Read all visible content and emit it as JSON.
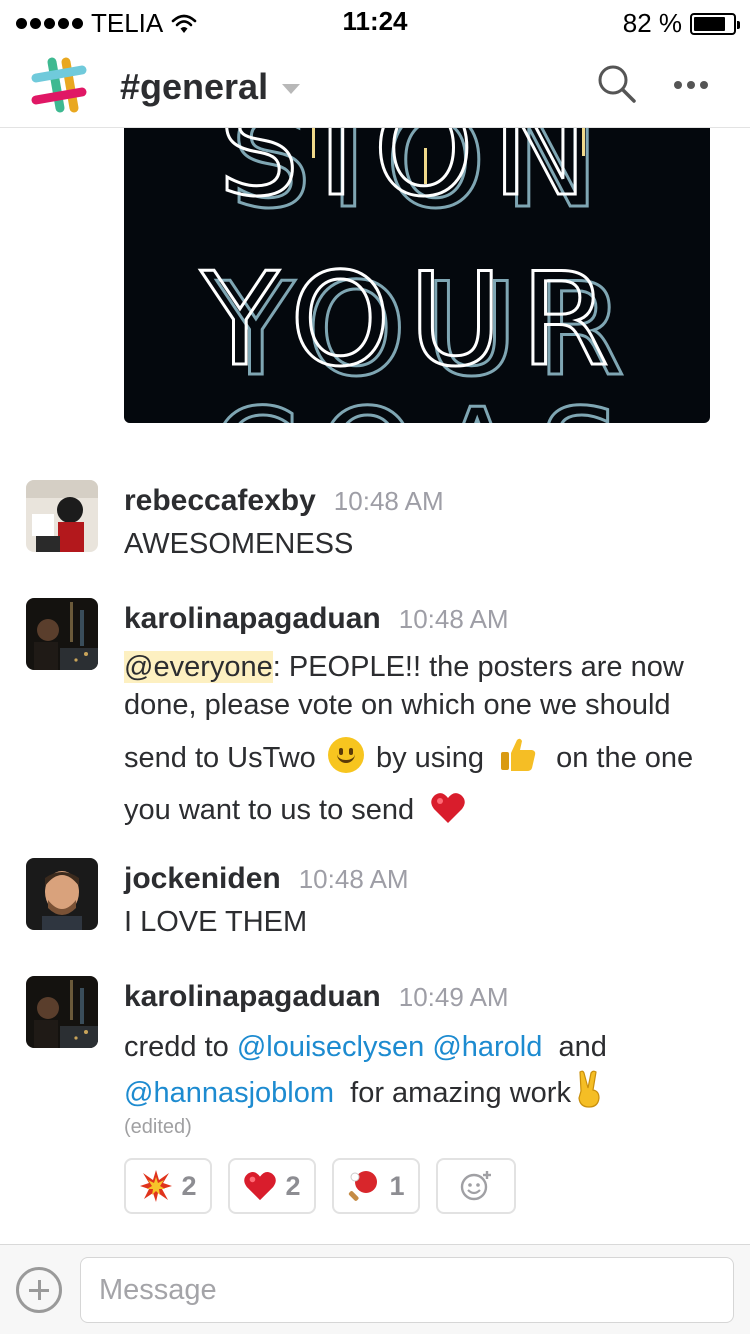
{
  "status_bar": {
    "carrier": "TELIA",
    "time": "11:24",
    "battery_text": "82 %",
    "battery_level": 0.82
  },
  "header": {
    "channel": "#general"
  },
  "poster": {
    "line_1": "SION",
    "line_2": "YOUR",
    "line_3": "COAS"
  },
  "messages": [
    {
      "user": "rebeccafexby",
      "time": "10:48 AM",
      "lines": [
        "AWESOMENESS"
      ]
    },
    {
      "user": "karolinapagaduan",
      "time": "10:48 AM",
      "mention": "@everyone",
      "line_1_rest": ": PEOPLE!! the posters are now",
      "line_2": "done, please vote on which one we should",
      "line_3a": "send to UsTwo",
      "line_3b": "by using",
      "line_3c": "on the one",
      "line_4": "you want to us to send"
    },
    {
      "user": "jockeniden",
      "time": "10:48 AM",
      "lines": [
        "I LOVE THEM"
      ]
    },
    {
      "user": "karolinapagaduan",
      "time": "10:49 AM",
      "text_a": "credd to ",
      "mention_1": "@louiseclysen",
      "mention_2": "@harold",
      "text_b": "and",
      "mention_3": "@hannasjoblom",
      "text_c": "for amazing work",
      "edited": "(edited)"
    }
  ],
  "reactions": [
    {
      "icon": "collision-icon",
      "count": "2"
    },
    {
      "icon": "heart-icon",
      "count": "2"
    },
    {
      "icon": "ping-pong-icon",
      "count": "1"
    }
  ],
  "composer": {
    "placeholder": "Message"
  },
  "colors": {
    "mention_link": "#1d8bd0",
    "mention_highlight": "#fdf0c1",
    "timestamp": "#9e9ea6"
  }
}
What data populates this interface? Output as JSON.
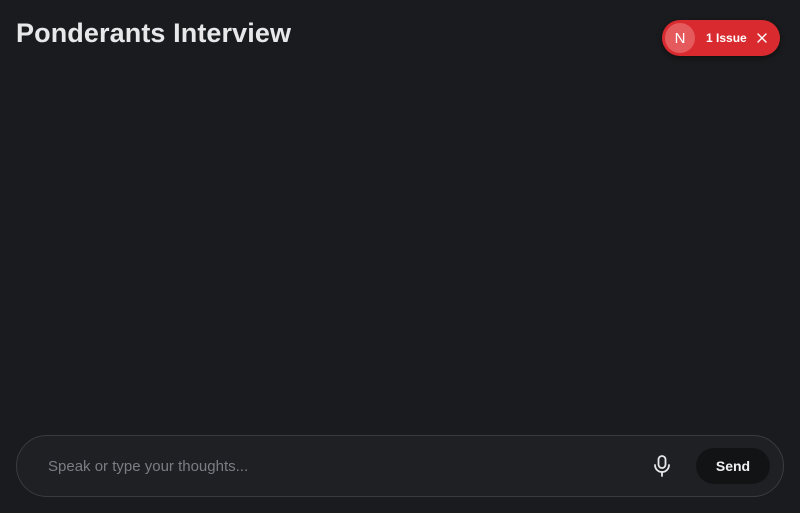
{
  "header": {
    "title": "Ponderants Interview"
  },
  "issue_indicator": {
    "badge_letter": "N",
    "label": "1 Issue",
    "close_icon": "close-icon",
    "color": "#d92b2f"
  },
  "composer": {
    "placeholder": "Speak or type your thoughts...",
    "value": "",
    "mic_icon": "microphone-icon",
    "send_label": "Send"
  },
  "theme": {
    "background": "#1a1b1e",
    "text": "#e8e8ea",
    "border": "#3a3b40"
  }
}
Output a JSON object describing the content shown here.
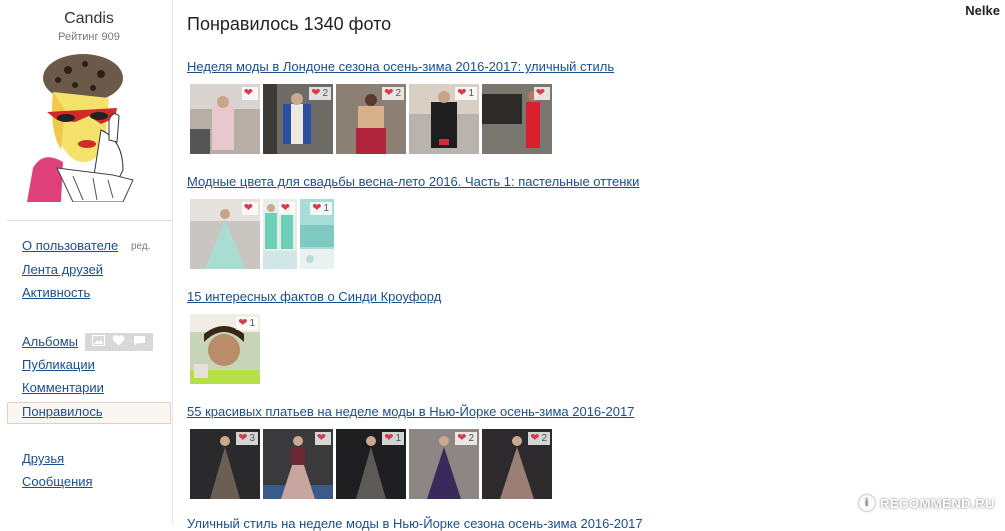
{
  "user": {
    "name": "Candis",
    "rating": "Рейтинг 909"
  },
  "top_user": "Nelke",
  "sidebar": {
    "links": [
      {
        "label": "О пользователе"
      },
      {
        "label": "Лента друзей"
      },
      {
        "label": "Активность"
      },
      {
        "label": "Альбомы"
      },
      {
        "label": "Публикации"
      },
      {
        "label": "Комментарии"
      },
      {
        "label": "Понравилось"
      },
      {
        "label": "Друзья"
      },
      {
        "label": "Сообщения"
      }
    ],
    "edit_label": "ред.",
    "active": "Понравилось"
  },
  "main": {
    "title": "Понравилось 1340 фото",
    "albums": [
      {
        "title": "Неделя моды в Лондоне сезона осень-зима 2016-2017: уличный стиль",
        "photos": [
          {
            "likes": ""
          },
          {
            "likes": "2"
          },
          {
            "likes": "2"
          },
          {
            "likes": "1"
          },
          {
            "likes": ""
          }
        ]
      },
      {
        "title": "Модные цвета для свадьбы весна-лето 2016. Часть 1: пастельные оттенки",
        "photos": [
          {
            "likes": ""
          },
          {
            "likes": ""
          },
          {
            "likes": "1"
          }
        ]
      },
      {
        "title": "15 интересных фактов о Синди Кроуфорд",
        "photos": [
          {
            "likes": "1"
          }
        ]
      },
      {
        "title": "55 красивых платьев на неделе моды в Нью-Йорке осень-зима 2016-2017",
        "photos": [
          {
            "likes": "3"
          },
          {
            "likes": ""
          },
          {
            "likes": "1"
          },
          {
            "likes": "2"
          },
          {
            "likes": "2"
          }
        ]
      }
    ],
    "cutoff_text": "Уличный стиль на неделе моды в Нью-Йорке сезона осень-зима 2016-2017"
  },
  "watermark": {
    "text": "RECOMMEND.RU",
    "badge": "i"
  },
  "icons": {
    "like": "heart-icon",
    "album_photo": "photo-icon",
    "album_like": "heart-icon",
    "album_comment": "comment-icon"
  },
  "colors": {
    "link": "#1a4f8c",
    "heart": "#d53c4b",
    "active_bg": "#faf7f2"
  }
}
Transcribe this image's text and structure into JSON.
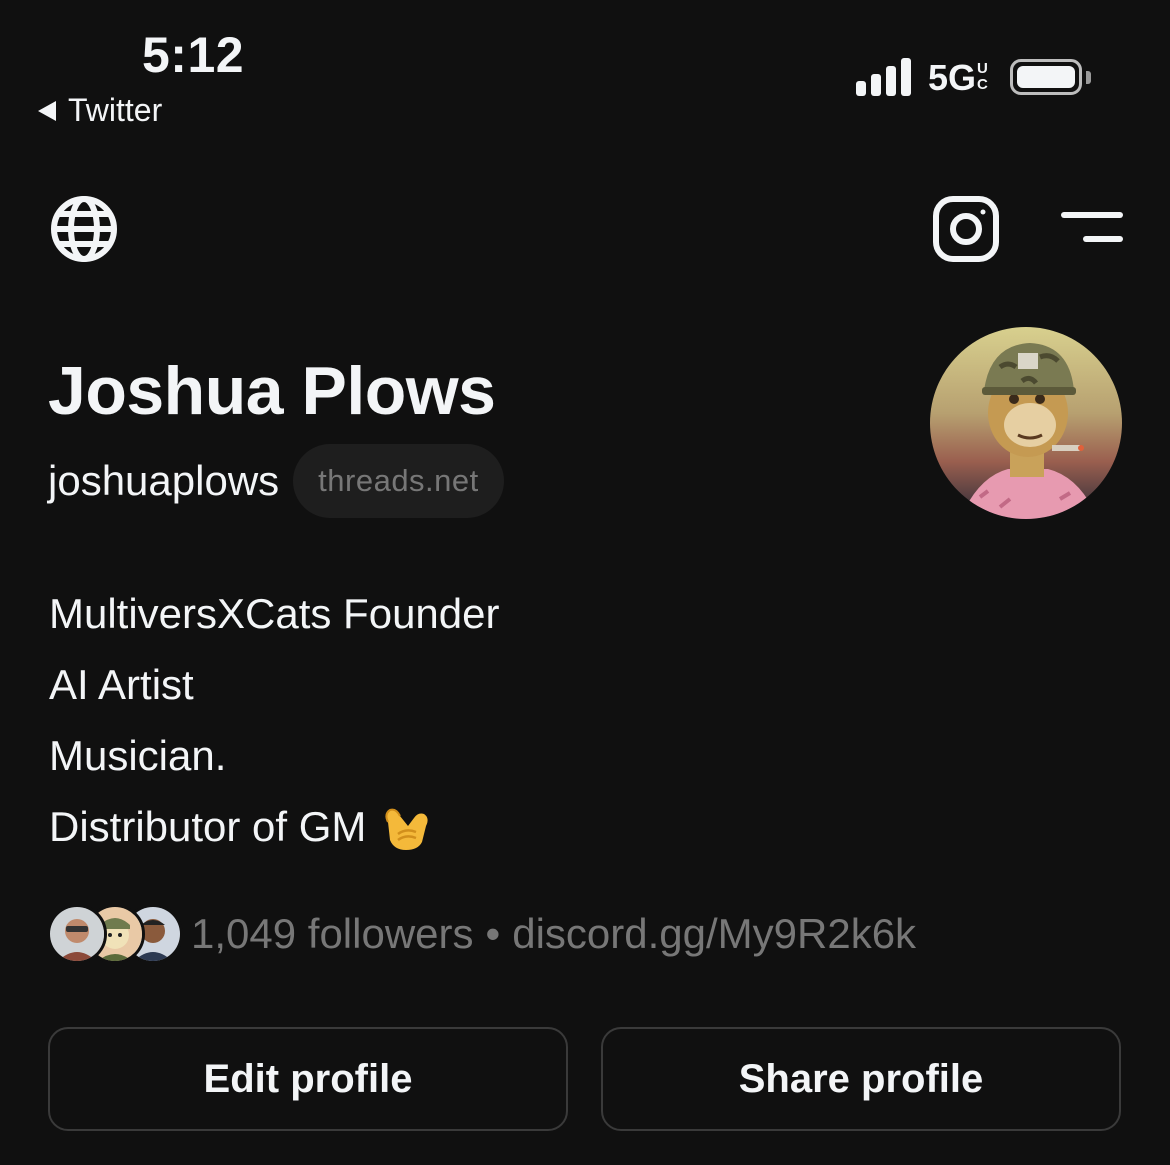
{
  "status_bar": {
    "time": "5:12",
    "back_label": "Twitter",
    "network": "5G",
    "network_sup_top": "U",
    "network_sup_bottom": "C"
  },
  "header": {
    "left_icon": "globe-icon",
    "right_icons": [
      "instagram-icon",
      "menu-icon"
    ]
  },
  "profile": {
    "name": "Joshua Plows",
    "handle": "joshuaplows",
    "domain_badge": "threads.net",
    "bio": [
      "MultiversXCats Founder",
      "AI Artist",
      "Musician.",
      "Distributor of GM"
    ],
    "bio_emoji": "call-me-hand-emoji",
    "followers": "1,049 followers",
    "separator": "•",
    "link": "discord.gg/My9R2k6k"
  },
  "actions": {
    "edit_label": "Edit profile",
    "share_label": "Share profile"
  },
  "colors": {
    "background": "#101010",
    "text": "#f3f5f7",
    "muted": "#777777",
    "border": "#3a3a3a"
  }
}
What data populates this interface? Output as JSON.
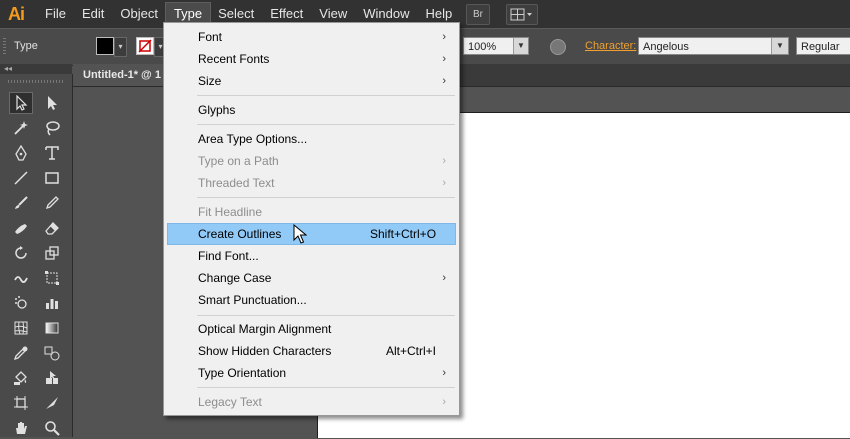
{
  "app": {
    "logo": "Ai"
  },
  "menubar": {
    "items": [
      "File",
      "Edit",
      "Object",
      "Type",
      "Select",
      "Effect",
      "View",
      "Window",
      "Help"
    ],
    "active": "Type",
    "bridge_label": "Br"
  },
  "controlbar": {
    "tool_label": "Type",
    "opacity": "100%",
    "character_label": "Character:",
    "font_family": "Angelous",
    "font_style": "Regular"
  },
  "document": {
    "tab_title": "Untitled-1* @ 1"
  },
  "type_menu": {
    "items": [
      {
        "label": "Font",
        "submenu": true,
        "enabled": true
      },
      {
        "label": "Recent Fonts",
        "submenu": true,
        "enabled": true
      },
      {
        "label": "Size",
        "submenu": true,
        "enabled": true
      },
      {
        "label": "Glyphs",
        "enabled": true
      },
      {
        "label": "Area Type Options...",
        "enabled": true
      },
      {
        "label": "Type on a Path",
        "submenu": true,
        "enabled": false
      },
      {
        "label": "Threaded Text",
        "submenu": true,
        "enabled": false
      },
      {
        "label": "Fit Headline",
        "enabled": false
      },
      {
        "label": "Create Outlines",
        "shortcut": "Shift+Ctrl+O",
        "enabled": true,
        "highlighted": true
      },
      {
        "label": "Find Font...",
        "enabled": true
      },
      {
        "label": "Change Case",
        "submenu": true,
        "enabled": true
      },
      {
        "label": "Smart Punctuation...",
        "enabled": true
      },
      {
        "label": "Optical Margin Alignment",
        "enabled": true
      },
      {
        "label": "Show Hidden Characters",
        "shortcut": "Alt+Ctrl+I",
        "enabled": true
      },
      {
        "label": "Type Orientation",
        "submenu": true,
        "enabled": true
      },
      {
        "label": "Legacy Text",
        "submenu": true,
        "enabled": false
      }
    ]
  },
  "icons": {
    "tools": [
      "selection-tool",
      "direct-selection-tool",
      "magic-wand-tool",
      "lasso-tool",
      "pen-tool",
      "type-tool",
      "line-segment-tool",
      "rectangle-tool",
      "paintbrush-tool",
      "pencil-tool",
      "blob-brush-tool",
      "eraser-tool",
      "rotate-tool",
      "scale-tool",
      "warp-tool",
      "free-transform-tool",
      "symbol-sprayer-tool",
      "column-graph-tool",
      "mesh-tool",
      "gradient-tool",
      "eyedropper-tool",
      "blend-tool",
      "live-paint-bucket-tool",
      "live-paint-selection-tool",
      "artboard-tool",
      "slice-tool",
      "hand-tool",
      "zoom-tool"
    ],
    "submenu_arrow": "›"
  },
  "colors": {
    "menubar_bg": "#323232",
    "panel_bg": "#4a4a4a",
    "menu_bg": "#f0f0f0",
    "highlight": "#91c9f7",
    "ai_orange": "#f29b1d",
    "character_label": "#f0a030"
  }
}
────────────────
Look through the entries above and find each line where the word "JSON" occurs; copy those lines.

Read all visible content and emit it as JSON.
What data populates this interface? Output as JSON.
Output a JSON object describing the content shown here.
Transcribe this image's text and structure into JSON.
What data populates this interface? Output as JSON.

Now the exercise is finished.